▶ [Records supplied]:
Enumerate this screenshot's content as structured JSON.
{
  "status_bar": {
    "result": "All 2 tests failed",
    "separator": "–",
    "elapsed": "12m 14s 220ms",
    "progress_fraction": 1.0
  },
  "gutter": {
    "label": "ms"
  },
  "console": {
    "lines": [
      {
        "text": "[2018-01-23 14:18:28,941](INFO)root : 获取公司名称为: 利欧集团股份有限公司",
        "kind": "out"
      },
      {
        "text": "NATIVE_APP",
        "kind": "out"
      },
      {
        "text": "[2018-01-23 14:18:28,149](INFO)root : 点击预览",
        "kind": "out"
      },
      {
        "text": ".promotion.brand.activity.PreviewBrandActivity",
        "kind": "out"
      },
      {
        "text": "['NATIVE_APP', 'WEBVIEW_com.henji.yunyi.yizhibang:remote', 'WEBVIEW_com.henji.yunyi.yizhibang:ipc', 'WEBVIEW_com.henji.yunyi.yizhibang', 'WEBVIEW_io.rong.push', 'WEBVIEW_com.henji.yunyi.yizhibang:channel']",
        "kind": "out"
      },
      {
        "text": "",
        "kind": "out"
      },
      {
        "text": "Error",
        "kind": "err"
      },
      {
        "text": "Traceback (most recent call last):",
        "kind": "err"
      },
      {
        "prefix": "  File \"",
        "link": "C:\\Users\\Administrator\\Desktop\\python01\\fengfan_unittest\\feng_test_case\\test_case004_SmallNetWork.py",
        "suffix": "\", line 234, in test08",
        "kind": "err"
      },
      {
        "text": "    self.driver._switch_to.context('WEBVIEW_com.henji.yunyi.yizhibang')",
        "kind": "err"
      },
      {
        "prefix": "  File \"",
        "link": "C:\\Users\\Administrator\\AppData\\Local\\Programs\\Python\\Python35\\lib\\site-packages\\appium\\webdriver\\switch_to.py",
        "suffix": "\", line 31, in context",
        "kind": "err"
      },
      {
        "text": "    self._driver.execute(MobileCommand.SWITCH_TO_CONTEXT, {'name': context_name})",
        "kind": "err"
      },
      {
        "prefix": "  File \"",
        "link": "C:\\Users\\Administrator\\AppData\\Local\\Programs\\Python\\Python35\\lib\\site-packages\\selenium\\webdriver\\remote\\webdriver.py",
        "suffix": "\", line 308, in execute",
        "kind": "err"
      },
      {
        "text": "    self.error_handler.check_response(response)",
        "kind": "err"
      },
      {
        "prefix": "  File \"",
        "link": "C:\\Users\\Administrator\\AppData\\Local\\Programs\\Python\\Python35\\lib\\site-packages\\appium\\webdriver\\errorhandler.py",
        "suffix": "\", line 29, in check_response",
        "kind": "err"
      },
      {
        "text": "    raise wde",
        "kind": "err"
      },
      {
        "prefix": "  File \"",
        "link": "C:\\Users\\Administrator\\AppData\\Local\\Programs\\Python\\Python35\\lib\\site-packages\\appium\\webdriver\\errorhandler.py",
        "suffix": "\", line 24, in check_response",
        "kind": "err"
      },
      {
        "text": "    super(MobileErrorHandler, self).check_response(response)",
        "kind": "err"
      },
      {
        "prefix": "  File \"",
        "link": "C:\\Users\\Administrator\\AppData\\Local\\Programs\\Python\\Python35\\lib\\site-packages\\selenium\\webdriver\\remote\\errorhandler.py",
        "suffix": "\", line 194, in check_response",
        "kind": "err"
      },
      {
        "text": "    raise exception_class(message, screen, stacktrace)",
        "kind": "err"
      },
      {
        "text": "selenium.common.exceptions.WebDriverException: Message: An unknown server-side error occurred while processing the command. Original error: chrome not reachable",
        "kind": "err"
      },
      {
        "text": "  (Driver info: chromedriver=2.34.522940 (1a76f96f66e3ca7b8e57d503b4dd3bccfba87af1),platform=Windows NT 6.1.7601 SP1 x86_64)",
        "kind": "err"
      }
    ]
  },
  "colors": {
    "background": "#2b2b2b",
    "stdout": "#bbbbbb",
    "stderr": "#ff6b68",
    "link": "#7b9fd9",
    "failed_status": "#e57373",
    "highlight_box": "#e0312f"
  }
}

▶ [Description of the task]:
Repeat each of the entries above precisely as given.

▶ [Task result]:
Enumerate this screenshot's content as structured JSON.
{
  "status_bar": {
    "result": "All 2 tests failed",
    "separator": "–",
    "elapsed": "12m 14s 220ms",
    "progress_fraction": 1.0
  },
  "gutter": {
    "label": "ms"
  },
  "console": {
    "lines": [
      {
        "text": "[2018-01-23 14:18:28,941](INFO)root : 获取公司名称为: 利欧集团股份有限公司",
        "kind": "out"
      },
      {
        "text": "NATIVE_APP",
        "kind": "out"
      },
      {
        "text": "[2018-01-23 14:18:28,149](INFO)root : 点击预览",
        "kind": "out"
      },
      {
        "text": ".promotion.brand.activity.PreviewBrandActivity",
        "kind": "out"
      },
      {
        "text": "['NATIVE_APP', 'WEBVIEW_com.henji.yunyi.yizhibang:remote', 'WEBVIEW_com.henji.yunyi.yizhibang:ipc', 'WEBVIEW_com.henji.yunyi.yizhibang', 'WEBVIEW_io.rong.push', 'WEBVIEW_com.henji.yunyi.yizhibang:channel']",
        "kind": "out"
      },
      {
        "text": "",
        "kind": "out"
      },
      {
        "text": "Error",
        "kind": "err"
      },
      {
        "text": "Traceback (most recent call last):",
        "kind": "err"
      },
      {
        "prefix": "  File \"",
        "link": "C:\\Users\\Administrator\\Desktop\\python01\\fengfan_unittest\\feng_test_case\\test_case004_SmallNetWork.py",
        "suffix": "\", line 234, in test08",
        "kind": "err"
      },
      {
        "text": "    self.driver._switch_to.context('WEBVIEW_com.henji.yunyi.yizhibang')",
        "kind": "err"
      },
      {
        "prefix": "  File \"",
        "link": "C:\\Users\\Administrator\\AppData\\Local\\Programs\\Python\\Python35\\lib\\site-packages\\appium\\webdriver\\switch_to.py",
        "suffix": "\", line 31, in context",
        "kind": "err"
      },
      {
        "text": "    self._driver.execute(MobileCommand.SWITCH_TO_CONTEXT, {'name': context_name})",
        "kind": "err"
      },
      {
        "prefix": "  File \"",
        "link": "C:\\Users\\Administrator\\AppData\\Local\\Programs\\Python\\Python35\\lib\\site-packages\\selenium\\webdriver\\remote\\webdriver.py",
        "suffix": "\", line 308, in execute",
        "kind": "err"
      },
      {
        "text": "    self.error_handler.check_response(response)",
        "kind": "err"
      },
      {
        "prefix": "  File \"",
        "link": "C:\\Users\\Administrator\\AppData\\Local\\Programs\\Python\\Python35\\lib\\site-packages\\appium\\webdriver\\errorhandler.py",
        "suffix": "\", line 29, in check_response",
        "kind": "err"
      },
      {
        "text": "    raise wde",
        "kind": "err"
      },
      {
        "prefix": "  File \"",
        "link": "C:\\Users\\Administrator\\AppData\\Local\\Programs\\Python\\Python35\\lib\\site-packages\\appium\\webdriver\\errorhandler.py",
        "suffix": "\", line 24, in check_response",
        "kind": "err"
      },
      {
        "text": "    super(MobileErrorHandler, self).check_response(response)",
        "kind": "err"
      },
      {
        "prefix": "  File \"",
        "link": "C:\\Users\\Administrator\\AppData\\Local\\Programs\\Python\\Python35\\lib\\site-packages\\selenium\\webdriver\\remote\\errorhandler.py",
        "suffix": "\", line 194, in check_response",
        "kind": "err"
      },
      {
        "text": "    raise exception_class(message, screen, stacktrace)",
        "kind": "err"
      },
      {
        "text": "selenium.common.exceptions.WebDriverException: Message: An unknown server-side error occurred while processing the command. Original error: chrome not reachable",
        "kind": "err"
      },
      {
        "text": "  (Driver info: chromedriver=2.34.522940 (1a76f96f66e3ca7b8e57d503b4dd3bccfba87af1),platform=Windows NT 6.1.7601 SP1 x86_64)",
        "kind": "err"
      }
    ]
  },
  "colors": {
    "background": "#2b2b2b",
    "stdout": "#bbbbbb",
    "stderr": "#ff6b68",
    "link": "#7b9fd9",
    "failed_status": "#e57373",
    "highlight_box": "#e0312f"
  }
}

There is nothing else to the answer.